Caring for a loved one is a huge responsibility, but it shouldn’t be regarded as a burden. There are a number of valuable skills a caregiver should remember when providing care, because their loved one is a human being, and not merely the sum of their illnesses.
Preserve their dignity. A sick person still wants to retain as much dignity as possible. Of course, this will largely depend on the extent of their incapacitation. If they need to be showered, dressed and assisted in the bathroom, they are still entitled to be respected because these things are very personal and normally private.
The caregiver should listen to, and respect the wishes of, the patient as much as possible. After all, it is that person’s life to live as they see fit. The caregiver is there to simply help with that goal.
Get the loved one involved. Even if a person is physically incapacitated in some way, he or she can often make many decisions for his or her self. Choosing what food to eat, what clothes to wear, when to go to bed and get up and many other decisions can still be made by the loved one. The caregiver is there to help the person do the things he/she can’t, or would be too hard to do on their own.
Encourage independence. A caregiver needs to know when to offer assistance and when to let the patient do something on their own. Independence is something that everybody craves and fights for, because relinquishing any part of that independence is like letting go of a part of the person’s former life.
It doesn’t matter if the loved one takes three or four times longer to do something the caregiver could do much faster and easier; the caregiver should actively encourage them to do it. Such things may include: planning meals, cooking, paying bills and many other tasks that most people take for granted.
Act as an advocate. A caregiver may know more about their charge’s medical history and what regular appointments and specialists the person has to see. The patient may not be able to communicate easily, so the caregiver can become the mouthpiece and ask doctors questions on behalf of the patient.
Seek help. Caregivers are often so used to providing care to their loved ones that they forget to seek help for themselves. It’s impossible to provide care 24/7. The caregiver needs to sleep, do things outside of the home and even have a holiday to get away and relax for a while. This is essential, because caregiving can be very stressful.
Support avenues. The caregiver needs to find avenues of support. The first place to turn to is other family members. However, friends may also be able to help. There are caregiving groups, council resources, the local church and many other places to turn to for assistance with some aspects of the overall caregiving service.
This list barely scrapes the surface of what it means to be a caregiver.
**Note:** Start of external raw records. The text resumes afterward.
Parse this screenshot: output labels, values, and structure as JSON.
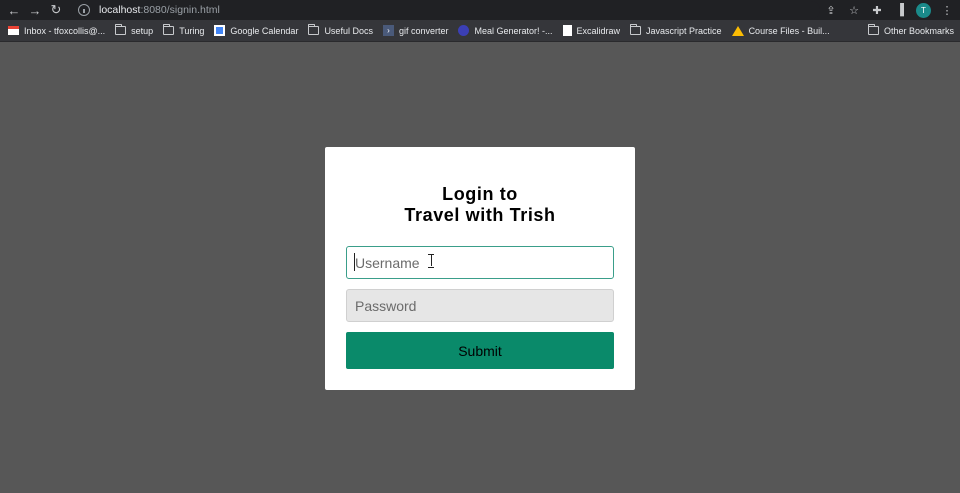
{
  "browser": {
    "url_host": "localhost",
    "url_path": ":8080/signin.html",
    "avatar_initial": "T",
    "nav": {
      "back": "←",
      "forward": "→",
      "reload": "↻"
    },
    "actions": {
      "share": "⇪",
      "bookmark_star": "☆",
      "extensions": "✚",
      "sidebar": "▐",
      "menu": "⋮"
    }
  },
  "bookmarks": {
    "items": [
      {
        "label": "Inbox - tfoxcollis@...",
        "icon": "gmail-icon"
      },
      {
        "label": "setup",
        "icon": "folder-icon"
      },
      {
        "label": "Turing",
        "icon": "folder-icon"
      },
      {
        "label": "Google Calendar",
        "icon": "google-calendar-icon"
      },
      {
        "label": "Useful Docs",
        "icon": "folder-icon"
      },
      {
        "label": "gif converter",
        "icon": "gif-converter-icon",
        "glyph": "›"
      },
      {
        "label": "Meal Generator! -...",
        "icon": "meal-generator-icon"
      },
      {
        "label": "Excalidraw",
        "icon": "excalidraw-icon"
      },
      {
        "label": "Javascript Practice",
        "icon": "folder-icon"
      },
      {
        "label": "Course Files - Buil...",
        "icon": "google-drive-icon"
      }
    ],
    "other": "Other Bookmarks"
  },
  "login": {
    "title_line1": "Login to",
    "title_line2": "Travel with Trish",
    "username_placeholder": "Username",
    "password_placeholder": "Password",
    "submit_label": "Submit"
  },
  "colors": {
    "page_background": "#575757",
    "submit_button": "#0a8a6a",
    "focus_border": "#3a9e8a",
    "avatar": "#1a8a8a"
  }
}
It’s certainly not a role entered into lightly. If possible, the role should be shared between two or more people, thus allowing the caregiver to get some regular respite.